Carcassonne (French: [kaʁ.ka.sɔn]; Occitan: Carcassona [kaɾkaˈsunɔ]; Latin: Carcaso) is a French fortified city in the department of Aude, in the region of Occitanie. A prefecture, it has a population of about 50,000.
Inhabited since the Neolithic period, Carcassonne is located in the Aude plain between historic trade routes, linking the Atlantic to the Mediterranean sea and the Massif Central to the Pyrénées. Its strategic importance was quickly recognized by the Romans, who occupied its hilltop until the demise of the Western Roman Empire. In the fifth century, it was taken over by the Visigoths, who founded the city. Its strategic location led successive rulers to expand its fortifications until the Treaty of the Pyrenees in 1659.
Carcassonne is the largest walled city in Europe (among those that have their defensive wall still intact). Its citadel known as the Cité de Carcassonne, is a medieval fortress dating back to the Gallo-Roman period, and was restored by the ...

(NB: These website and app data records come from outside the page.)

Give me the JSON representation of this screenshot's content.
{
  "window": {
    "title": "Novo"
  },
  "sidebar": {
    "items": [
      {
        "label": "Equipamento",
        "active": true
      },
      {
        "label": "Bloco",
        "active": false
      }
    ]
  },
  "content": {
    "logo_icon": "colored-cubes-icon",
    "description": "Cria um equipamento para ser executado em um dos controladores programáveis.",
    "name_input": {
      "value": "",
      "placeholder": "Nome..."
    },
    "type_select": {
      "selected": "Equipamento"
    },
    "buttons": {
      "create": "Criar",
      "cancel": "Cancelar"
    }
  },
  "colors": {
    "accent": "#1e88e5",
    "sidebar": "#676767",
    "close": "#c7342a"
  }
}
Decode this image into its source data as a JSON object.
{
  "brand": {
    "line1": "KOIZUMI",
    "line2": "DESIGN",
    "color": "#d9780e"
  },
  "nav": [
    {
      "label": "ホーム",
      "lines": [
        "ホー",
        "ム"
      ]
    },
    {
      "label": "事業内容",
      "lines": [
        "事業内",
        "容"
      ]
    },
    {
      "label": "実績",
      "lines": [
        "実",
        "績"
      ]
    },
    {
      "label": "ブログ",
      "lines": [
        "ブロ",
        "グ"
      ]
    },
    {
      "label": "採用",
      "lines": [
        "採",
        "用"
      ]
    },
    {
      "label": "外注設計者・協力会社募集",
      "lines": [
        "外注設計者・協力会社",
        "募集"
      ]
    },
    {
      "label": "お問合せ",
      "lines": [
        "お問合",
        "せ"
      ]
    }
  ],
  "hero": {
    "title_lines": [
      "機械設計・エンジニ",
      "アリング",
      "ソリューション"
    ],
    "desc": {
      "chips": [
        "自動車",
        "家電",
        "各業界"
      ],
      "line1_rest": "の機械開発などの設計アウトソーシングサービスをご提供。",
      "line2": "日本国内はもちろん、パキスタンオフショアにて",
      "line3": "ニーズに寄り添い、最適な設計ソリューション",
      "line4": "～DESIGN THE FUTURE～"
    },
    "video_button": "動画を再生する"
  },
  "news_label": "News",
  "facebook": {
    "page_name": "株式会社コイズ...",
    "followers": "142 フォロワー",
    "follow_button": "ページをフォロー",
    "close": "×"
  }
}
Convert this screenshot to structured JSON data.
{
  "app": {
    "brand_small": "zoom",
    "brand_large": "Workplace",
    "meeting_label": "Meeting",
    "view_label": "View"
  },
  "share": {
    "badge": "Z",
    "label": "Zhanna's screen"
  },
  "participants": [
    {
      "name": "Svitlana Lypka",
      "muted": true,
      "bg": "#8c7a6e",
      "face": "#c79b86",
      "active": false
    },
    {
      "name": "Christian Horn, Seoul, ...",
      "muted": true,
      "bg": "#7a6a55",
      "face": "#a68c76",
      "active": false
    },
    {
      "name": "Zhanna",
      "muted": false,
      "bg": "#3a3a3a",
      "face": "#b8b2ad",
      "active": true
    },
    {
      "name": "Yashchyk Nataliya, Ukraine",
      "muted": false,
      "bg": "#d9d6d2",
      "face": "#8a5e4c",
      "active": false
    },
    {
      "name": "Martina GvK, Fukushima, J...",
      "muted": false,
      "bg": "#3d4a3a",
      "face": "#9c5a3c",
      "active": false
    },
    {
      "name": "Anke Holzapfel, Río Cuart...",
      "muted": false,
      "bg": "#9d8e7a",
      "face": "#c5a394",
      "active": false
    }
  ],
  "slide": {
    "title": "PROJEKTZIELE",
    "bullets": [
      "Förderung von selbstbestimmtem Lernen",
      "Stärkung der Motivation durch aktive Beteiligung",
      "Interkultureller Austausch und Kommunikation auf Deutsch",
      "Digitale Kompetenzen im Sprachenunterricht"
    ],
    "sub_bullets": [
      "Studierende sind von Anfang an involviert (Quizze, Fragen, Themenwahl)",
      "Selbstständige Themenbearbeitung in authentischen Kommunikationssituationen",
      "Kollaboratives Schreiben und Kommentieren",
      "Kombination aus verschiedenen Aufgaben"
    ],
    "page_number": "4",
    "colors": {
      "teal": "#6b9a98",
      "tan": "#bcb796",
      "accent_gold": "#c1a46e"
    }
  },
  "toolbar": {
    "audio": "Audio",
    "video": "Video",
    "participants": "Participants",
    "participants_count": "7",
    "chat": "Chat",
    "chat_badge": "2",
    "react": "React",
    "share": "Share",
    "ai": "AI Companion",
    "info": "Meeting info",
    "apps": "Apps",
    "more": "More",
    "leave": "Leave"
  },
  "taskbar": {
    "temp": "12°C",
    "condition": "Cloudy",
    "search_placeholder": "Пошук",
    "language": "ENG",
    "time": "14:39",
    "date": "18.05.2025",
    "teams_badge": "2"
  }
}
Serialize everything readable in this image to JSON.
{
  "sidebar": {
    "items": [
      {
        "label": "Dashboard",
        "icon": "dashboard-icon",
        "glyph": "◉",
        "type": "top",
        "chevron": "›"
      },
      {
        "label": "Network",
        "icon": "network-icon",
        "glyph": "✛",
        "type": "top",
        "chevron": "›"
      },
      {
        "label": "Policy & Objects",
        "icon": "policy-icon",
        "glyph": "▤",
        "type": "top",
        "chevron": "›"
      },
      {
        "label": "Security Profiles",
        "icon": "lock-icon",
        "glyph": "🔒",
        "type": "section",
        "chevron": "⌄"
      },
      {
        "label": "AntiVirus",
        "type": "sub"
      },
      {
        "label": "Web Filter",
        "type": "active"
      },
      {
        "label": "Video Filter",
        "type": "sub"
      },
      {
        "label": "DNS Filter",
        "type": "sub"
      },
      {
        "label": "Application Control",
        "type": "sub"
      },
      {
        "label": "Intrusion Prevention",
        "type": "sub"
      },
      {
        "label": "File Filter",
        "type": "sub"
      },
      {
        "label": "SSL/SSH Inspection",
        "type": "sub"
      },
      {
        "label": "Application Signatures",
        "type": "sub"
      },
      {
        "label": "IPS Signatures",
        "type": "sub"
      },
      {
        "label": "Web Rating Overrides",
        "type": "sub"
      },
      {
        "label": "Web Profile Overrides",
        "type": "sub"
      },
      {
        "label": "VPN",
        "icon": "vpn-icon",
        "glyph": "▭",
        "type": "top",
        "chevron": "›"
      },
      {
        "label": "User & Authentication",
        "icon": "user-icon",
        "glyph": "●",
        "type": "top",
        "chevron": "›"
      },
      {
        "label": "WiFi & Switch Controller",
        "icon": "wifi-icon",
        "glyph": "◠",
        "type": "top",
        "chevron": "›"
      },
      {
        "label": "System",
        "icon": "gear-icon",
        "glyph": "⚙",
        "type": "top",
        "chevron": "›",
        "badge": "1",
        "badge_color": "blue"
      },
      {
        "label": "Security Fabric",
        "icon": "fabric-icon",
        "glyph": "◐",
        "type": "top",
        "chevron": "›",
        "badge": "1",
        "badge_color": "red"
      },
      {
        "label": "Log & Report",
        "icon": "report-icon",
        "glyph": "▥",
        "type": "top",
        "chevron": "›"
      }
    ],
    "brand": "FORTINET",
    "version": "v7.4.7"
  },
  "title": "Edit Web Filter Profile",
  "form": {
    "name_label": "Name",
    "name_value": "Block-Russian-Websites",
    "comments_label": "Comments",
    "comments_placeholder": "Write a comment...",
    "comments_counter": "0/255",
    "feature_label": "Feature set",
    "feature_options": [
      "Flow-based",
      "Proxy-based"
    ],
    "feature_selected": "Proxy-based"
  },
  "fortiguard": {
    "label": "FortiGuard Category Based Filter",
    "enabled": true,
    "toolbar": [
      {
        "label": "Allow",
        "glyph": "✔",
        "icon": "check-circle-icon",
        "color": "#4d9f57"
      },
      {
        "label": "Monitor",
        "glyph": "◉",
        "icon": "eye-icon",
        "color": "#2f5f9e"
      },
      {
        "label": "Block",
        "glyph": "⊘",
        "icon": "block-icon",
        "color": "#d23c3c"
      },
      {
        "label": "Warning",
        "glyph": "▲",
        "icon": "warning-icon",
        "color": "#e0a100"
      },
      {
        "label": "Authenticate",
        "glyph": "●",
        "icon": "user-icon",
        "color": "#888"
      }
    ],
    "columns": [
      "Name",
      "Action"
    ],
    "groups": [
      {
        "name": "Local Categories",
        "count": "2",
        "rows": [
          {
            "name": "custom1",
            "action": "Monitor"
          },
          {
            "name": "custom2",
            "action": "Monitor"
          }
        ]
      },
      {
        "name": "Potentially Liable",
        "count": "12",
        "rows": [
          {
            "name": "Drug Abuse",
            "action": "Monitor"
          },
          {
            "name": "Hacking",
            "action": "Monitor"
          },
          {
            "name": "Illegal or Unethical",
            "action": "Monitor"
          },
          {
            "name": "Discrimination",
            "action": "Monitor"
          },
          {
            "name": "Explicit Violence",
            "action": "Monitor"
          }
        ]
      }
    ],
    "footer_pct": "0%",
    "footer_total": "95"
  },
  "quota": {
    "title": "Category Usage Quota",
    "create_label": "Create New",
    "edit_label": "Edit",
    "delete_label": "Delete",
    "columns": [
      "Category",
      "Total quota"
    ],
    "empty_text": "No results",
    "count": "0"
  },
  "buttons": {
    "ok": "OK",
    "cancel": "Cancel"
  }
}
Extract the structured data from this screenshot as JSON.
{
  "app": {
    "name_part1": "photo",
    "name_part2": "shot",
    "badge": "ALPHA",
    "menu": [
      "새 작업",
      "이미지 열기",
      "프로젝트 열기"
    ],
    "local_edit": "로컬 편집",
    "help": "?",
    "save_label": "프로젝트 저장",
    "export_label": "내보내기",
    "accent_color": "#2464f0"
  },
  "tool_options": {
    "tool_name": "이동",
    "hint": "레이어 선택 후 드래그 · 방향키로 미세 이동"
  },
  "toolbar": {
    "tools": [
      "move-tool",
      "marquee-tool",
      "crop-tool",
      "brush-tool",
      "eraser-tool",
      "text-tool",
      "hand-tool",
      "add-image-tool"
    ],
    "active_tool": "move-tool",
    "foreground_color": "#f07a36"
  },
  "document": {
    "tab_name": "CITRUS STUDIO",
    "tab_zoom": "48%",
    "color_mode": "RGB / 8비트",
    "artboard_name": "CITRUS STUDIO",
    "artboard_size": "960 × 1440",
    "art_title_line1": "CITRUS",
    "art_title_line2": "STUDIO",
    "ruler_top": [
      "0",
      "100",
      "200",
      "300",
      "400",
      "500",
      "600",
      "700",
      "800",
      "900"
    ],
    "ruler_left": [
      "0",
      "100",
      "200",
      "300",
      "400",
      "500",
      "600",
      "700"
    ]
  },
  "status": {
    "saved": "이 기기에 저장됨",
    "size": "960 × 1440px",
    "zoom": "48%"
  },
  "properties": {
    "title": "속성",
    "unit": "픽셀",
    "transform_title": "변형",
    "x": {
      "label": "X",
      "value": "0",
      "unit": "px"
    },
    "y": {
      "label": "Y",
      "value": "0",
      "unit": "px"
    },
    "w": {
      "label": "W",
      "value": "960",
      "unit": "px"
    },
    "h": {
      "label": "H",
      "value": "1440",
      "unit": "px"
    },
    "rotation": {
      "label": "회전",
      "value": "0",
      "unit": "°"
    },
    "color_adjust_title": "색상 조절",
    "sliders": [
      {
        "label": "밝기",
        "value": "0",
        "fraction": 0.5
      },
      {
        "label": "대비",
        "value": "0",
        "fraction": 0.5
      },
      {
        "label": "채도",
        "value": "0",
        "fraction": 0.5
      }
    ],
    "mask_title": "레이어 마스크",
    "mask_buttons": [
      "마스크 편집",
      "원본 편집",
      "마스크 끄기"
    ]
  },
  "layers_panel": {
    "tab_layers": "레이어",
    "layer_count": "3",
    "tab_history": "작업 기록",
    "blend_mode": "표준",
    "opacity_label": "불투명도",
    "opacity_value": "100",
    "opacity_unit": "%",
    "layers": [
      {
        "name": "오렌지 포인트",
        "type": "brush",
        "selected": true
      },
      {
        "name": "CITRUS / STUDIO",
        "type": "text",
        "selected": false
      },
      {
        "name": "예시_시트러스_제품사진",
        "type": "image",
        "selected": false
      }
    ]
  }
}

theorist and architect Eugène Viollet-le-Duc in 1853. It has been added to the UNESCO list of World Heritage Sites in 1997. Consequently, Carcassonne relies heavily on tourism but also counts manufacture and wine-making as some of its other key economic sectors.